> **Work to be completed**: Restate all entries exactly.

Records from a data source
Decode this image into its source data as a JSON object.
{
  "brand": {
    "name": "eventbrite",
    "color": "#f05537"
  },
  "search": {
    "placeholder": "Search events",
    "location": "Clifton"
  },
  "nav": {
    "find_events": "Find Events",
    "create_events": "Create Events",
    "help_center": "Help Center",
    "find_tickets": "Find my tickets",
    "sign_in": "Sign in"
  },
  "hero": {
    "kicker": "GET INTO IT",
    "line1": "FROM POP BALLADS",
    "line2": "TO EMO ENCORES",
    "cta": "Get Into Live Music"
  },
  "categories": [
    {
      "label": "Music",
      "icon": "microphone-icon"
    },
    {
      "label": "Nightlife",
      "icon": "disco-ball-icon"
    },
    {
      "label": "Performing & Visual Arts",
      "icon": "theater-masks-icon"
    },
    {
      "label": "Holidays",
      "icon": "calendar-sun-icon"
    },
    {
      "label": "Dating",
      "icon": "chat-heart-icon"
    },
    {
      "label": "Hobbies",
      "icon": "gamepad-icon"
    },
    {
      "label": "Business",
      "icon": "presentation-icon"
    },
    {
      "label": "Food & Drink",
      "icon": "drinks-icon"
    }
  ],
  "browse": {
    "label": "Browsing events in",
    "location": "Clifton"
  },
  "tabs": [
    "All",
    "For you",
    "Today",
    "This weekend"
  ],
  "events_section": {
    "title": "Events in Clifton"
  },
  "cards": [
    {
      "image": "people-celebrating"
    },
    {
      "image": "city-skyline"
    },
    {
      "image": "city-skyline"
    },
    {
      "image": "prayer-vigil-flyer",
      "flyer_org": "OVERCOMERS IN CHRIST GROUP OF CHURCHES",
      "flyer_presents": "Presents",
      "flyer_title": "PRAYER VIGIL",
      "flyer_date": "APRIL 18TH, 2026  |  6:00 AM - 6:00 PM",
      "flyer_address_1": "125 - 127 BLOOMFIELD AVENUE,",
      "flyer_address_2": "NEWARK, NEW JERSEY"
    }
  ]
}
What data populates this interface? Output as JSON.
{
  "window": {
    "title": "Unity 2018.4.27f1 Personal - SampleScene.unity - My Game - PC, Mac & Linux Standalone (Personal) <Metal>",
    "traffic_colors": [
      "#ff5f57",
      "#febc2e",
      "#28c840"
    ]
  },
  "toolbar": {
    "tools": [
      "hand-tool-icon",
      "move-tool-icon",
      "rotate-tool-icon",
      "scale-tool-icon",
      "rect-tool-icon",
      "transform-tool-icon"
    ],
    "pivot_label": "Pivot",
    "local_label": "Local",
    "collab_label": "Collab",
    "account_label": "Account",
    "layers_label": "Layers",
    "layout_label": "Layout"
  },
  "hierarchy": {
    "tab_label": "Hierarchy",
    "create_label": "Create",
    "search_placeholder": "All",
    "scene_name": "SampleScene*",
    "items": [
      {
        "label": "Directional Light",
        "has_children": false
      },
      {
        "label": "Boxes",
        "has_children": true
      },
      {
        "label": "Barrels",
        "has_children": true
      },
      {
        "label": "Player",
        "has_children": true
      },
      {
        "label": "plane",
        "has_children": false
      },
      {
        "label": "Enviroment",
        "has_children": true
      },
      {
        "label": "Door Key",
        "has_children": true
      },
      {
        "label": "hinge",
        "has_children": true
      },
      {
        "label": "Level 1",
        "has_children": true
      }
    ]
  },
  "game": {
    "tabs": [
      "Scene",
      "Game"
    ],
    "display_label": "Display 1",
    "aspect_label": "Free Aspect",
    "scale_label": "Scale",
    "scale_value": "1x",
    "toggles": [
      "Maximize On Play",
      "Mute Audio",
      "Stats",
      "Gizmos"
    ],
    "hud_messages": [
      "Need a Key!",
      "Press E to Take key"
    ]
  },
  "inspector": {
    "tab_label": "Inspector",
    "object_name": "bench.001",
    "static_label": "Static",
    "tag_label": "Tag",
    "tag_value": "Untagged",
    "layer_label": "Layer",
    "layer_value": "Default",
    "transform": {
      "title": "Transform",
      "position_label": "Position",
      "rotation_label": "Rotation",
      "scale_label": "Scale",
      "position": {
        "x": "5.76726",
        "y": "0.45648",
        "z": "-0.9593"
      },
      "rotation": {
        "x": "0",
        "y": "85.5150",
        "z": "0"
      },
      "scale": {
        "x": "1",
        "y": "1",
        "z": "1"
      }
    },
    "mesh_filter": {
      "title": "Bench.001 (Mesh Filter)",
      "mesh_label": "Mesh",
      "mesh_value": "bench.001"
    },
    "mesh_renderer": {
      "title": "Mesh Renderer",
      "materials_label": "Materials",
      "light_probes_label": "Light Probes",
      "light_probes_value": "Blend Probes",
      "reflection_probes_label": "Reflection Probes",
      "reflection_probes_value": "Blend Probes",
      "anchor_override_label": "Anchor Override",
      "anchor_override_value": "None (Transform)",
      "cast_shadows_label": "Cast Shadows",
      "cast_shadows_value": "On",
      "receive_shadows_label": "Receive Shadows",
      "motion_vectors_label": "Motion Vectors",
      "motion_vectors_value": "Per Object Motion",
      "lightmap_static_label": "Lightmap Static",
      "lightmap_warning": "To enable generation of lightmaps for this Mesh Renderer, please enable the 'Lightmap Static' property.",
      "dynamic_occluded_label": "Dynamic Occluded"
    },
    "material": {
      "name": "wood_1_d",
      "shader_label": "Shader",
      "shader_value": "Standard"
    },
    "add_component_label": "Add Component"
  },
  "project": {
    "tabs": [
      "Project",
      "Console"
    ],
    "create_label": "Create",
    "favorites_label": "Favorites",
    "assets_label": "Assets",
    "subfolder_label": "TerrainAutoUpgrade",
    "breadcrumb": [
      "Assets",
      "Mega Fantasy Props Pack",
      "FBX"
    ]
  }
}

> **Exercise response**:
Decode this image into its source data as a JSON object.
{
  "brand": {
    "name": "eventbrite",
    "color": "#f05537"
  },
  "search": {
    "placeholder": "Search events",
    "location": "Clifton"
  },
  "nav": {
    "find_events": "Find Events",
    "create_events": "Create Events",
    "help_center": "Help Center",
    "find_tickets": "Find my tickets",
    "sign_in": "Sign in"
  },
  "hero": {
    "kicker": "GET INTO IT",
    "line1": "FROM POP BALLADS",
    "line2": "TO EMO ENCORES",
    "cta": "Get Into Live Music"
  },
  "categories": [
    {
      "label": "Music",
      "icon": "microphone-icon"
    },
    {
      "label": "Nightlife",
      "icon": "disco-ball-icon"
    },
    {
      "label": "Performing & Visual Arts",
      "icon": "theater-masks-icon"
    },
    {
      "label": "Holidays",
      "icon": "calendar-sun-icon"
    },
    {
      "label": "Dating",
      "icon": "chat-heart-icon"
    },
    {
      "label": "Hobbies",
      "icon": "gamepad-icon"
    },
    {
      "label": "Business",
      "icon": "presentation-icon"
    },
    {
      "label": "Food & Drink",
      "icon": "drinks-icon"
    }
  ],
  "browse": {
    "label": "Browsing events in",
    "location": "Clifton"
  },
  "tabs": [
    "All",
    "For you",
    "Today",
    "This weekend"
  ],
  "events_section": {
    "title": "Events in Clifton"
  },
  "cards": [
    {
      "image": "people-celebrating"
    },
    {
      "image": "city-skyline"
    },
    {
      "image": "city-skyline"
    },
    {
      "image": "prayer-vigil-flyer",
      "flyer_org": "OVERCOMERS IN CHRIST GROUP OF CHURCHES",
      "flyer_presents": "Presents",
      "flyer_title": "PRAYER VIGIL",
      "flyer_date": "APRIL 18TH, 2026  |  6:00 AM - 6:00 PM",
      "flyer_address_1": "125 - 127 BLOOMFIELD AVENUE,",
      "flyer_address_2": "NEWARK, NEW JERSEY"
    }
  ]
}
What data populates this interface? Output as JSON.
{
  "window": {
    "title": "Unity 2018.4.27f1 Personal - SampleScene.unity - My Game - PC, Mac & Linux Standalone (Personal) <Metal>",
    "traffic_colors": [
      "#ff5f57",
      "#febc2e",
      "#28c840"
    ]
  },
  "toolbar": {
    "tools": [
      "hand-tool-icon",
      "move-tool-icon",
      "rotate-tool-icon",
      "scale-tool-icon",
      "rect-tool-icon",
      "transform-tool-icon"
    ],
    "pivot_label": "Pivot",
    "local_label": "Local",
    "collab_label": "Collab",
    "account_label": "Account",
    "layers_label": "Layers",
    "layout_label": "Layout"
  },
  "hierarchy": {
    "tab_label": "Hierarchy",
    "create_label": "Create",
    "search_placeholder": "All",
    "scene_name": "SampleScene*",
    "items": [
      {
        "label": "Directional Light",
        "has_children": false
      },
      {
        "label": "Boxes",
        "has_children": true
      },
      {
        "label": "Barrels",
        "has_children": true
      },
      {
        "label": "Player",
        "has_children": true
      },
      {
        "label": "plane",
        "has_children": false
      },
      {
        "label": "Enviroment",
        "has_children": true
      },
      {
        "label": "Door Key",
        "has_children": true
      },
      {
        "label": "hinge",
        "has_children": true
      },
      {
        "label": "Level 1",
        "has_children": true
      }
    ]
  },
  "game": {
    "tabs": [
      "Scene",
      "Game"
    ],
    "display_label": "Display 1",
    "aspect_label": "Free Aspect",
    "scale_label": "Scale",
    "scale_value": "1x",
    "toggles": [
      "Maximize On Play",
      "Mute Audio",
      "Stats",
      "Gizmos"
    ],
    "hud_messages": [
      "Need a Key!",
      "Press E to Take key"
    ]
  },
  "inspector": {
    "tab_label": "Inspector",
    "object_name": "bench.001",
    "static_label": "Static",
    "tag_label": "Tag",
    "tag_value": "Untagged",
    "layer_label": "Layer",
    "layer_value": "Default",
    "transform": {
      "title": "Transform",
      "position_label": "Position",
      "rotation_label": "Rotation",
      "scale_label": "Scale",
      "position": {
        "x": "5.76726",
        "y": "0.45648",
        "z": "-0.9593"
      },
      "rotation": {
        "x": "0",
        "y": "85.5150",
        "z": "0"
      },
      "scale": {
        "x": "1",
        "y": "1",
        "z": "1"
      }
    },
    "mesh_filter": {
      "title": "Bench.001 (Mesh Filter)",
      "mesh_label": "Mesh",
      "mesh_value": "bench.001"
    },
    "mesh_renderer": {
      "title": "Mesh Renderer",
      "materials_label": "Materials",
      "light_probes_label": "Light Probes",
      "light_probes_value": "Blend Probes",
      "reflection_probes_label": "Reflection Probes",
      "reflection_probes_value": "Blend Probes",
      "anchor_override_label": "Anchor Override",
      "anchor_override_value": "None (Transform)",
      "cast_shadows_label": "Cast Shadows",
      "cast_shadows_value": "On",
      "receive_shadows_label": "Receive Shadows",
      "motion_vectors_label": "Motion Vectors",
      "motion_vectors_value": "Per Object Motion",
      "lightmap_static_label": "Lightmap Static",
      "lightmap_warning": "To enable generation of lightmaps for this Mesh Renderer, please enable the 'Lightmap Static' property.",
      "dynamic_occluded_label": "Dynamic Occluded"
    },
    "material": {
      "name": "wood_1_d",
      "shader_label": "Shader",
      "shader_value": "Standard"
    },
    "add_component_label": "Add Component"
  },
  "project": {
    "tabs": [
      "Project",
      "Console"
    ],
    "create_label": "Create",
    "favorites_label": "Favorites",
    "assets_label": "Assets",
    "subfolder_label": "TerrainAutoUpgrade",
    "breadcrumb": [
      "Assets",
      "Mega Fantasy Props Pack",
      "FBX"
    ]
  }
}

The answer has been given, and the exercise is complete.